Remembering, and Forgetting

Rich Tucker

3/10/2013 12:01:00 AM - Rich Tucker

Forgettable leaders deserve their anonymity. True leaders, on the other hand, can stand the test of time.

Consider Hillary Clinton.

The one-time presidential contender was wrapping up her tenure as Secretary of State in January, when Sen. Ron Johnson, (R-Wisc.), dared to ask her about the September 11 attack on the American consulate in Benghazi. To most observers, it was a clear-cut act of terrorism that resulted in the deaths of four Americans, including our ambassador to Libya.

Clinton, though, was uninterested in the cause of the disaster. “Was it because of a protest, or was it because of guys out for a walk one night who decided they’d go kill some Americans? What difference, at this point, does it make?” she thundered.

Left-wing commentators from Rachel Maddow to the Talking Points Memo cheered as if Clinton had hit upon some profound truth. But what she really seemed to be saying is that the Obama administration isn’t interested in learning from a direct attack on the U.S. and our representatives overseas. And those who don’t learn from history, as they say, may well find themselves repeating it.

But not Clinton. She’s off to a comfortable retirement. And while she may consider running for president again in 2016, it says here that she won’t be elected. Instead, she’ll drift off, lost to the sands of history.

Margaret Thatcher, on the other hand, will be with us for all of time.

During a recent lecture at The Heritage Foundation journalist Charles Moore, Thatcher’s official biographer, predicted that her name will be known in 500 years. Not simply because of everything that she overcame to win election as Britain’s first female prime minister, but because of all that she accomplished while in office.

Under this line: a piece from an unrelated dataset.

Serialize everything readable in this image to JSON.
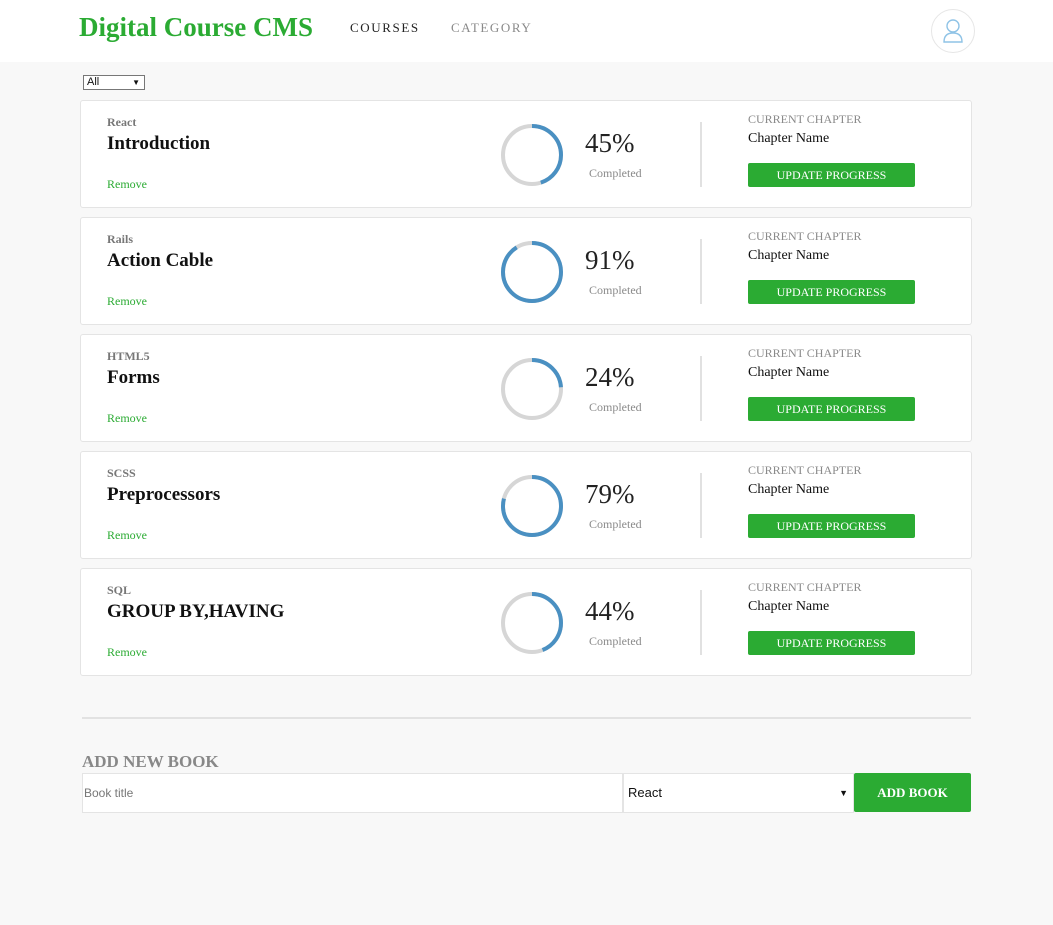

Thatcher, Moore noted, was among the earliest to spot the potential in Mikhail Gorbachev. She invited him to visit her at the prime minister’s retreat of Chequers some six years before he became Soviet leader. “I like Mr. Gorbachev. We can do business together,” she said then, foreshadowing the cooperation that would help bring down the Berlin Wall without any violence.

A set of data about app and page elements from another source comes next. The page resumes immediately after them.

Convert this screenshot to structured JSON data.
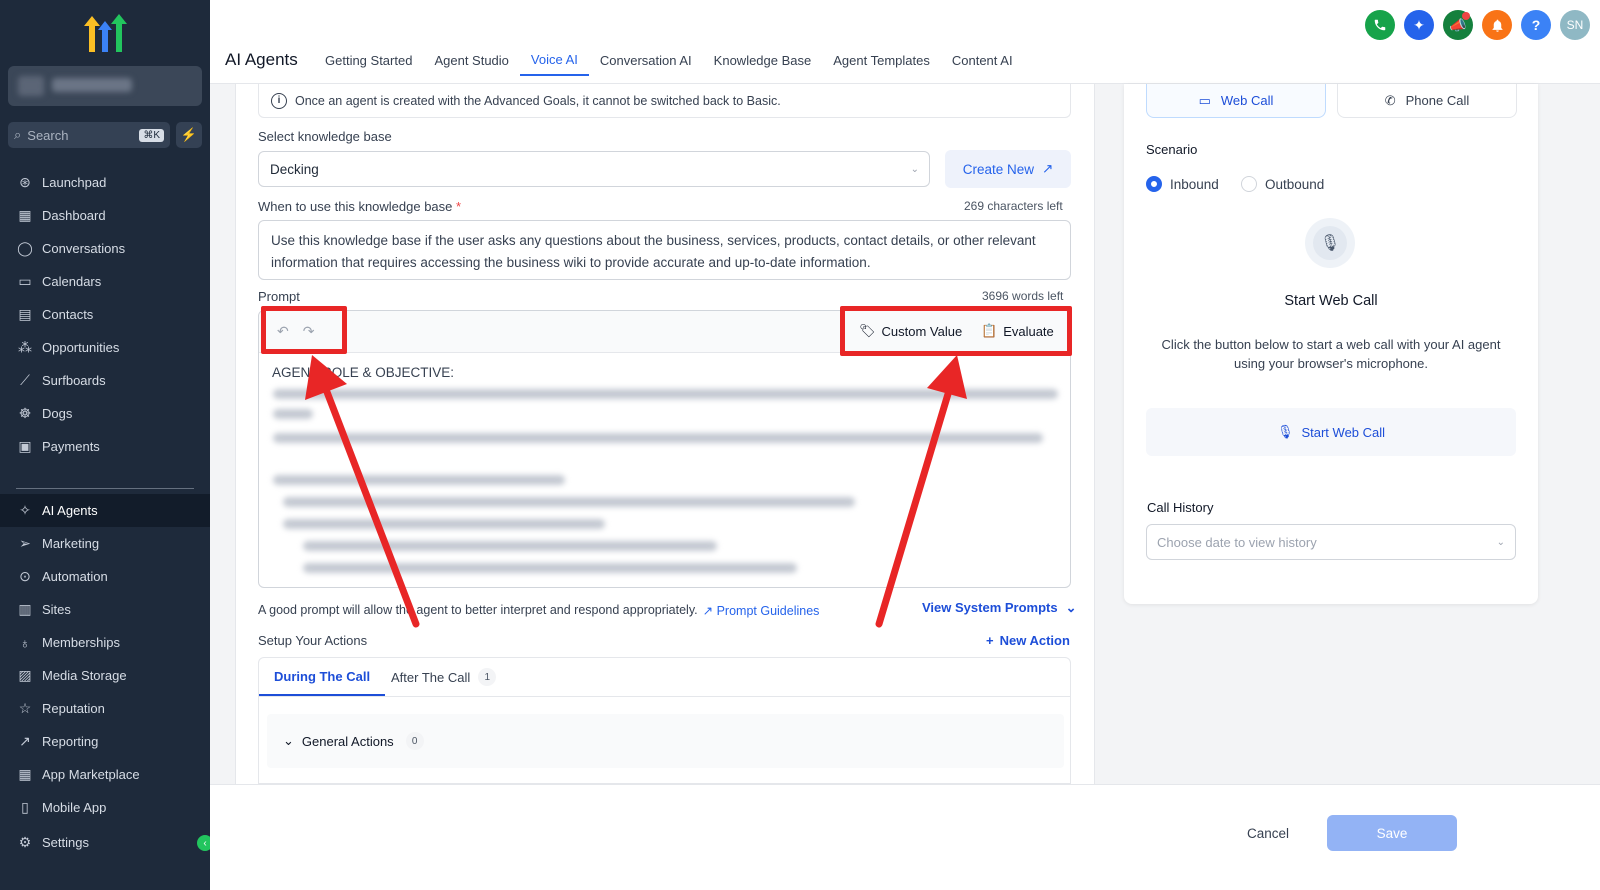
{
  "sidebar": {
    "search": {
      "placeholder": "Search",
      "shortcut": "⌘K"
    },
    "items": [
      {
        "label": "Launchpad",
        "icon": "rocket-icon",
        "glyph": "⊛"
      },
      {
        "label": "Dashboard",
        "icon": "dashboard-icon",
        "glyph": "▦"
      },
      {
        "label": "Conversations",
        "icon": "chat-icon",
        "glyph": "◯"
      },
      {
        "label": "Calendars",
        "icon": "calendar-icon",
        "glyph": "▭"
      },
      {
        "label": "Contacts",
        "icon": "contacts-icon",
        "glyph": "▤"
      },
      {
        "label": "Opportunities",
        "icon": "opportunities-icon",
        "glyph": "⁂"
      },
      {
        "label": "Surfboards",
        "icon": "surfboard-icon",
        "glyph": "⟋"
      },
      {
        "label": "Dogs",
        "icon": "dog-icon",
        "glyph": "☸"
      },
      {
        "label": "Payments",
        "icon": "payments-icon",
        "glyph": "▣"
      }
    ],
    "items2": [
      {
        "label": "AI Agents",
        "icon": "ai-sparkle-icon",
        "glyph": "✧",
        "active": true
      },
      {
        "label": "Marketing",
        "icon": "send-icon",
        "glyph": "➢"
      },
      {
        "label": "Automation",
        "icon": "automation-icon",
        "glyph": "⊙"
      },
      {
        "label": "Sites",
        "icon": "sites-icon",
        "glyph": "▥"
      },
      {
        "label": "Memberships",
        "icon": "membership-icon",
        "glyph": "♁"
      },
      {
        "label": "Media Storage",
        "icon": "media-icon",
        "glyph": "▨"
      },
      {
        "label": "Reputation",
        "icon": "star-icon",
        "glyph": "☆"
      },
      {
        "label": "Reporting",
        "icon": "chart-icon",
        "glyph": "↗"
      },
      {
        "label": "App Marketplace",
        "icon": "apps-icon",
        "glyph": "▦"
      },
      {
        "label": "Mobile App",
        "icon": "mobile-icon",
        "glyph": "▯"
      }
    ],
    "settings": {
      "label": "Settings",
      "icon": "gear-icon",
      "glyph": "⚙"
    }
  },
  "header": {
    "title": "AI Agents",
    "tabs": [
      "Getting Started",
      "Agent Studio",
      "Voice AI",
      "Conversation AI",
      "Knowledge Base",
      "Agent Templates",
      "Content AI"
    ],
    "active_tab": "Voice AI",
    "avatar": "SN",
    "icon_colors": {
      "phone": "#16a34a",
      "sparkle": "#2563eb",
      "megaphone": "#15803d",
      "bell": "#f97316",
      "help": "#3b82f6",
      "avatar": "#8fb8c4"
    }
  },
  "form": {
    "info_note": "Once an agent is created with the Advanced Goals, it cannot be switched back to Basic.",
    "kb_label": "Select knowledge base",
    "kb_value": "Decking",
    "create_new": "Create New",
    "when_label": "When to use this knowledge base",
    "required_mark": "*",
    "chars_left": "269 characters left",
    "when_text": "Use this knowledge base if the user asks any questions about the business, services, products, contact details, or other relevant information that requires accessing the business wiki to provide accurate and up-to-date information.",
    "prompt_label": "Prompt",
    "words_left": "3696 words left",
    "custom_value": "Custom Value",
    "evaluate": "Evaluate",
    "prompt_heading": "AGENT ROLE & OBJECTIVE:",
    "hint": "A good prompt will allow the agent to better interpret and respond appropriately.",
    "prompt_guidelines": "Prompt Guidelines",
    "view_system_prompts": "View System Prompts",
    "setup_actions": "Setup Your Actions",
    "new_action": "New Action",
    "tab_during": "During The Call",
    "tab_after": "After The Call",
    "after_count": "1",
    "general_actions": "General Actions",
    "general_count": "0"
  },
  "right": {
    "web_call": "Web Call",
    "phone_call": "Phone Call",
    "scenario": "Scenario",
    "inbound": "Inbound",
    "outbound": "Outbound",
    "selected_scenario": "Inbound",
    "start_title": "Start Web Call",
    "start_desc": "Click the button below to start a web call with your AI agent using your browser's microphone.",
    "start_button": "Start Web Call",
    "history_label": "Call History",
    "history_placeholder": "Choose date to view history"
  },
  "footer": {
    "cancel": "Cancel",
    "save": "Save"
  },
  "annotation_color": "#e82626"
}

She also accurately predicted the future after the Wall fell.

Thatcher was nervous about German reunification. “We beat the Germans twice, and now they’re back” she warned. She didn’t want to see Europe dominated economically by a united Germany. That, of course, is exactly what’s come to pass.

“In 2011, Italy and Greece had prime ministers imposed on them by Germany,” Moore notes. When finally given a chance to choose their own leader, Italians voted resounding against Germany’s pick, Mario Monti.

Germany has benefitted greatly from the common currency, but it’s unclear whether voters in struggling countries such as Spain, Greece and Italy really want to remain in the Euro zone.

Thatcher was steadfast in her defense of the British currency, the pound sterling. In one of her final parliamentary appearances as P.M., she railed against those who aimed to give Brussels control over British fiscal policy. “What is the point of trying to get elected to Parliament only to hand over sterling and the powers of this House to Europe?” she asked. Staying out of the common currency has helped Britain avoid many of its problems over the years.

Thatcher’s question should echo on this side of the Atlantic, more than two decades later. “Congress has fallen into the habit of passing sprawling and vague laws, filled with arcane cross-references that most Members of Congress neither read nor understand,” Heritage warned in its new book America’s Opportunity for All. “This effectively turns lawmaking over to unaccountable staff and unelected bureaucrats.”

It raises the question Thatcher asked: Why run for office, just to hand off your power to unelected bureaucrats?

Today’s “leaders” are all too eager to pass off power and let someone else lead. That’s why most of them will be forgotten, while Thatcher and her guidance will be celebrated down through the ages.